AIM OF THE TASK -
In full and without alteration, print the entries that follow.

*** Opening of RECORDS SHOWN ***

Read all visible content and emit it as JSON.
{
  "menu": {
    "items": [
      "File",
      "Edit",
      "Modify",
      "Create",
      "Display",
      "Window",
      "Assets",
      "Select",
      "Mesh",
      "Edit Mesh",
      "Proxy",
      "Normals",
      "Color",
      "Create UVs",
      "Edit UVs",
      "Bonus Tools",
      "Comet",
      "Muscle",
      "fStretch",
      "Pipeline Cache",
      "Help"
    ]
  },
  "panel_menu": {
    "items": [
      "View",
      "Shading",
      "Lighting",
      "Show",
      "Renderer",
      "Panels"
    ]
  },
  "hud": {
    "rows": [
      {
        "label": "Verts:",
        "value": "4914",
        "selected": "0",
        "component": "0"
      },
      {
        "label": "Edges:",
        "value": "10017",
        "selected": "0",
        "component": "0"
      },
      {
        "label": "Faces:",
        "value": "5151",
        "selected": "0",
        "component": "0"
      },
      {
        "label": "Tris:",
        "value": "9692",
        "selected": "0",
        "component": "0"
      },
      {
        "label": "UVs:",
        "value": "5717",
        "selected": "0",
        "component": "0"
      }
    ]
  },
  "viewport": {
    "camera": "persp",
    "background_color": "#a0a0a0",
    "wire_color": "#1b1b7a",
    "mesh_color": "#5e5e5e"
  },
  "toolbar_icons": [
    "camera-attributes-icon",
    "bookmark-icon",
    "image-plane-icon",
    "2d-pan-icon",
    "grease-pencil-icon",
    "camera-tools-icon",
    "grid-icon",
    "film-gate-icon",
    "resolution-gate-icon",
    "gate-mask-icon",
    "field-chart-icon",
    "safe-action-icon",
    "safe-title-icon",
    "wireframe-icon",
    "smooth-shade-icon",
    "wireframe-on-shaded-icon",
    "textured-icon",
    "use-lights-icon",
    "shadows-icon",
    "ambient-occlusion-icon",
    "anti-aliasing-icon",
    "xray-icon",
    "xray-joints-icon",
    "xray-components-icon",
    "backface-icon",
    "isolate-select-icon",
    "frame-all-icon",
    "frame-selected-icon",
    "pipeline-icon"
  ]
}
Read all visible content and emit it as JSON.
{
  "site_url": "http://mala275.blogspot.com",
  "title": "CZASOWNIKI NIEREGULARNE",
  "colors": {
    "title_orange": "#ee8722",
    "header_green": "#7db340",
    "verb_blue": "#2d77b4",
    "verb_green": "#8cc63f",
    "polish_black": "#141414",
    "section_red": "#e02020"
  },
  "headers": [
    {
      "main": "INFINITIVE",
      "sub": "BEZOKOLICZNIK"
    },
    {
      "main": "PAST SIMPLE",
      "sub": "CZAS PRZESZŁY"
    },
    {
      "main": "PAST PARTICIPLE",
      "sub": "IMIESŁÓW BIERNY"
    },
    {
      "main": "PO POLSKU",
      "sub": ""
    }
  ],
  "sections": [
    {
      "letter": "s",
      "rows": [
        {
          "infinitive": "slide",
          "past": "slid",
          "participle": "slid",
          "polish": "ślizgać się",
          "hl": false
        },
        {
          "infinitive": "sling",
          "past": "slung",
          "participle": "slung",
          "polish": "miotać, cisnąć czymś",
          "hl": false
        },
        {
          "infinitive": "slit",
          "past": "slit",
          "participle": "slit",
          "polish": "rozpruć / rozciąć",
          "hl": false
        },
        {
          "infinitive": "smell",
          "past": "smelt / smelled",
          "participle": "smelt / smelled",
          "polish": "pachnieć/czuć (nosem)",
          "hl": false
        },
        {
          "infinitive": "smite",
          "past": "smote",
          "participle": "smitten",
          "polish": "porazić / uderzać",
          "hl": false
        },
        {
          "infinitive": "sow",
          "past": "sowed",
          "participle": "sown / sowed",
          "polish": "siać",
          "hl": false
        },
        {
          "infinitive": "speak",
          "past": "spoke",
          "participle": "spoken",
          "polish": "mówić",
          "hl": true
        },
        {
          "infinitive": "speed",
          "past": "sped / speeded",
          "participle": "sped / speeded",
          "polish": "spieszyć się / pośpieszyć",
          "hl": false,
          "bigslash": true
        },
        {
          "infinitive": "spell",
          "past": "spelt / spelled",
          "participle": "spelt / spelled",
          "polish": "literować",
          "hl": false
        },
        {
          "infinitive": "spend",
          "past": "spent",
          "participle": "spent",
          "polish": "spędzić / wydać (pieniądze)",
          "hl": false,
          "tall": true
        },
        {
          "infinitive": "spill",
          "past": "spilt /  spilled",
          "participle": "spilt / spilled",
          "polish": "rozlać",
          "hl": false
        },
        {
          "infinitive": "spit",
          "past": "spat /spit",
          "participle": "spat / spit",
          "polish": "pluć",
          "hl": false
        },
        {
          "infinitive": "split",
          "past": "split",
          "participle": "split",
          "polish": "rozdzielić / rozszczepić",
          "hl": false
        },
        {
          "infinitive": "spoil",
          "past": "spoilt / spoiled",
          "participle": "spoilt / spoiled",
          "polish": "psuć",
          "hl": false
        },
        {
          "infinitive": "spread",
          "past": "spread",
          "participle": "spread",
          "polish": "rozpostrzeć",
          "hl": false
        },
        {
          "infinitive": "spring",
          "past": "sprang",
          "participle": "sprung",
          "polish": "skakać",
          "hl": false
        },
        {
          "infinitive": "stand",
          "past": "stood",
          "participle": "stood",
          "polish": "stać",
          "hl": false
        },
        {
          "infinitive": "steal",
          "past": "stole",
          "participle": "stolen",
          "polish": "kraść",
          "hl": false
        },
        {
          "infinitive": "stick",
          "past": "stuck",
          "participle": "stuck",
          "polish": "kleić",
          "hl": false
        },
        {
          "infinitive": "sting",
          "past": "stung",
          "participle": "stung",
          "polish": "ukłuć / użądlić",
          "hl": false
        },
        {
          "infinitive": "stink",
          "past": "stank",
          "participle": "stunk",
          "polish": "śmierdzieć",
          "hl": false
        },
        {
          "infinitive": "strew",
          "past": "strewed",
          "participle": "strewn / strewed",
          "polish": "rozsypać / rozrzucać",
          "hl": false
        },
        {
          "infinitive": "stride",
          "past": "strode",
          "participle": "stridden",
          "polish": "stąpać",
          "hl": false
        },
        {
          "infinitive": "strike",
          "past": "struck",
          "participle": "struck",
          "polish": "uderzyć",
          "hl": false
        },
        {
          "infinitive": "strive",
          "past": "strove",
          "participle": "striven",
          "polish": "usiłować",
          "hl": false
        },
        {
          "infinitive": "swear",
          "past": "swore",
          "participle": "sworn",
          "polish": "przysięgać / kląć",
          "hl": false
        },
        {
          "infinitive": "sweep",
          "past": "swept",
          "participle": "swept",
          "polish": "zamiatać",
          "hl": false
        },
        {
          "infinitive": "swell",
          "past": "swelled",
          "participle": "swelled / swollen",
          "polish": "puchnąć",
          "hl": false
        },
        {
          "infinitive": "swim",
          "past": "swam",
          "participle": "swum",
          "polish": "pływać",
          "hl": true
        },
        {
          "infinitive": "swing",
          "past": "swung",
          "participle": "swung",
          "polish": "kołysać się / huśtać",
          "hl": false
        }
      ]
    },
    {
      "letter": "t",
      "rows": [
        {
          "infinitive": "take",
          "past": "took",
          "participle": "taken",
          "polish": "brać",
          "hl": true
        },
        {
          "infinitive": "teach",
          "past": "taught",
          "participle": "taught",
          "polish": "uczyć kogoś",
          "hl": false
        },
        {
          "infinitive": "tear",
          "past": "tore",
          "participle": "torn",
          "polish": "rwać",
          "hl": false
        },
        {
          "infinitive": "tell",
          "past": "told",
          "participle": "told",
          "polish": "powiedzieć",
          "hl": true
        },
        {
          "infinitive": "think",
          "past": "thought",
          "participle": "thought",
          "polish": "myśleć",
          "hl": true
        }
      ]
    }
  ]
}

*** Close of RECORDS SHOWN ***

RESULT OF THIS EXERCISE -
Read all visible content and emit it as JSON.
{
  "menu": {
    "items": [
      "File",
      "Edit",
      "Modify",
      "Create",
      "Display",
      "Window",
      "Assets",
      "Select",
      "Mesh",
      "Edit Mesh",
      "Proxy",
      "Normals",
      "Color",
      "Create UVs",
      "Edit UVs",
      "Bonus Tools",
      "Comet",
      "Muscle",
      "fStretch",
      "Pipeline Cache",
      "Help"
    ]
  },
  "panel_menu": {
    "items": [
      "View",
      "Shading",
      "Lighting",
      "Show",
      "Renderer",
      "Panels"
    ]
  },
  "hud": {
    "rows": [
      {
        "label": "Verts:",
        "value": "4914",
        "selected": "0",
        "component": "0"
      },
      {
        "label": "Edges:",
        "value": "10017",
        "selected": "0",
        "component": "0"
      },
      {
        "label": "Faces:",
        "value": "5151",
        "selected": "0",
        "component": "0"
      },
      {
        "label": "Tris:",
        "value": "9692",
        "selected": "0",
        "component": "0"
      },
      {
        "label": "UVs:",
        "value": "5717",
        "selected": "0",
        "component": "0"
      }
    ]
  },
  "viewport": {
    "camera": "persp",
    "background_color": "#a0a0a0",
    "wire_color": "#1b1b7a",
    "mesh_color": "#5e5e5e"
  },
  "toolbar_icons": [
    "camera-attributes-icon",
    "bookmark-icon",
    "image-plane-icon",
    "2d-pan-icon",
    "grease-pencil-icon",
    "camera-tools-icon",
    "grid-icon",
    "film-gate-icon",
    "resolution-gate-icon",
    "gate-mask-icon",
    "field-chart-icon",
    "safe-action-icon",
    "safe-title-icon",
    "wireframe-icon",
    "smooth-shade-icon",
    "wireframe-on-shaded-icon",
    "textured-icon",
    "use-lights-icon",
    "shadows-icon",
    "ambient-occlusion-icon",
    "anti-aliasing-icon",
    "xray-icon",
    "xray-joints-icon",
    "xray-components-icon",
    "backface-icon",
    "isolate-select-icon",
    "frame-all-icon",
    "frame-selected-icon",
    "pipeline-icon"
  ]
}
Read all visible content and emit it as JSON.
{
  "site_url": "http://mala275.blogspot.com",
  "title": "CZASOWNIKI NIEREGULARNE",
  "colors": {
    "title_orange": "#ee8722",
    "header_green": "#7db340",
    "verb_blue": "#2d77b4",
    "verb_green": "#8cc63f",
    "polish_black": "#141414",
    "section_red": "#e02020"
  },
  "headers": [
    {
      "main": "INFINITIVE",
      "sub": "BEZOKOLICZNIK"
    },
    {
      "main": "PAST SIMPLE",
      "sub": "CZAS PRZESZŁY"
    },
    {
      "main": "PAST PARTICIPLE",
      "sub": "IMIESŁÓW BIERNY"
    },
    {
      "main": "PO POLSKU",
      "sub": ""
    }
  ],
  "sections": [
    {
      "letter": "s",
      "rows": [
        {
          "infinitive": "slide",
          "past": "slid",
          "participle": "slid",
          "polish": "ślizgać się",
          "hl": false
        },
        {
          "infinitive": "sling",
          "past": "slung",
          "participle": "slung",
          "polish": "miotać, cisnąć czymś",
          "hl": false
        },
        {
          "infinitive": "slit",
          "past": "slit",
          "participle": "slit",
          "polish": "rozpruć / rozciąć",
          "hl": false
        },
        {
          "infinitive": "smell",
          "past": "smelt / smelled",
          "participle": "smelt / smelled",
          "polish": "pachnieć/czuć (nosem)",
          "hl": false
        },
        {
          "infinitive": "smite",
          "past": "smote",
          "participle": "smitten",
          "polish": "porazić / uderzać",
          "hl": false
        },
        {
          "infinitive": "sow",
          "past": "sowed",
          "participle": "sown / sowed",
          "polish": "siać",
          "hl": false
        },
        {
          "infinitive": "speak",
          "past": "spoke",
          "participle": "spoken",
          "polish": "mówić",
          "hl": true
        },
        {
          "infinitive": "speed",
          "past": "sped / speeded",
          "participle": "sped / speeded",
          "polish": "spieszyć się / pośpieszyć",
          "hl": false,
          "bigslash": true
        },
        {
          "infinitive": "spell",
          "past": "spelt / spelled",
          "participle": "spelt / spelled",
          "polish": "literować",
          "hl": false
        },
        {
          "infinitive": "spend",
          "past": "spent",
          "participle": "spent",
          "polish": "spędzić / wydać (pieniądze)",
          "hl": false,
          "tall": true
        },
        {
          "infinitive": "spill",
          "past": "spilt /  spilled",
          "participle": "spilt / spilled",
          "polish": "rozlać",
          "hl": false
        },
        {
          "infinitive": "spit",
          "past": "spat /spit",
          "participle": "spat / spit",
          "polish": "pluć",
          "hl": false
        },
        {
          "infinitive": "split",
          "past": "split",
          "participle": "split",
          "polish": "rozdzielić / rozszczepić",
          "hl": false
        },
        {
          "infinitive": "spoil",
          "past": "spoilt / spoiled",
          "participle": "spoilt / spoiled",
          "polish": "psuć",
          "hl": false
        },
        {
          "infinitive": "spread",
          "past": "spread",
          "participle": "spread",
          "polish": "rozpostrzeć",
          "hl": false
        },
        {
          "infinitive": "spring",
          "past": "sprang",
          "participle": "sprung",
          "polish": "skakać",
          "hl": false
        },
        {
          "infinitive": "stand",
          "past": "stood",
          "participle": "stood",
          "polish": "stać",
          "hl": false
        },
        {
          "infinitive": "steal",
          "past": "stole",
          "participle": "stolen",
          "polish": "kraść",
          "hl": false
        },
        {
          "infinitive": "stick",
          "past": "stuck",
          "participle": "stuck",
          "polish": "kleić",
          "hl": false
        },
        {
          "infinitive": "sting",
          "past": "stung",
          "participle": "stung",
          "polish": "ukłuć / użądlić",
          "hl": false
        },
        {
          "infinitive": "stink",
          "past": "stank",
          "participle": "stunk",
          "polish": "śmierdzieć",
          "hl": false
        },
        {
          "infinitive": "strew",
          "past": "strewed",
          "participle": "strewn / strewed",
          "polish": "rozsypać / rozrzucać",
          "hl": false
        },
        {
          "infinitive": "stride",
          "past": "strode",
          "participle": "stridden",
          "polish": "stąpać",
          "hl": false
        },
        {
          "infinitive": "strike",
          "past": "struck",
          "participle": "struck",
          "polish": "uderzyć",
          "hl": false
        },
        {
          "infinitive": "strive",
          "past": "strove",
          "participle": "striven",
          "polish": "usiłować",
          "hl": false
        },
        {
          "infinitive": "swear",
          "past": "swore",
          "participle": "sworn",
          "polish": "przysięgać / kląć",
          "hl": false
        },
        {
          "infinitive": "sweep",
          "past": "swept",
          "participle": "swept",
          "polish": "zamiatać",
          "hl": false
        },
        {
          "infinitive": "swell",
          "past": "swelled",
          "participle": "swelled / swollen",
          "polish": "puchnąć",
          "hl": false
        },
        {
          "infinitive": "swim",
          "past": "swam",
          "participle": "swum",
          "polish": "pływać",
          "hl": true
        },
        {
          "infinitive": "swing",
          "past": "swung",
          "participle": "swung",
          "polish": "kołysać się / huśtać",
          "hl": false
        }
      ]
    },
    {
      "letter": "t",
      "rows": [
        {
          "infinitive": "take",
          "past": "took",
          "participle": "taken",
          "polish": "brać",
          "hl": true
        },
        {
          "infinitive": "teach",
          "past": "taught",
          "participle": "taught",
          "polish": "uczyć kogoś",
          "hl": false
        },
        {
          "infinitive": "tear",
          "past": "tore",
          "participle": "torn",
          "polish": "rwać",
          "hl": false
        },
        {
          "infinitive": "tell",
          "past": "told",
          "participle": "told",
          "polish": "powiedzieć",
          "hl": true
        },
        {
          "infinitive": "think",
          "past": "thought",
          "participle": "thought",
          "polish": "myśleć",
          "hl": true
        }
      ]
    }
  ]
}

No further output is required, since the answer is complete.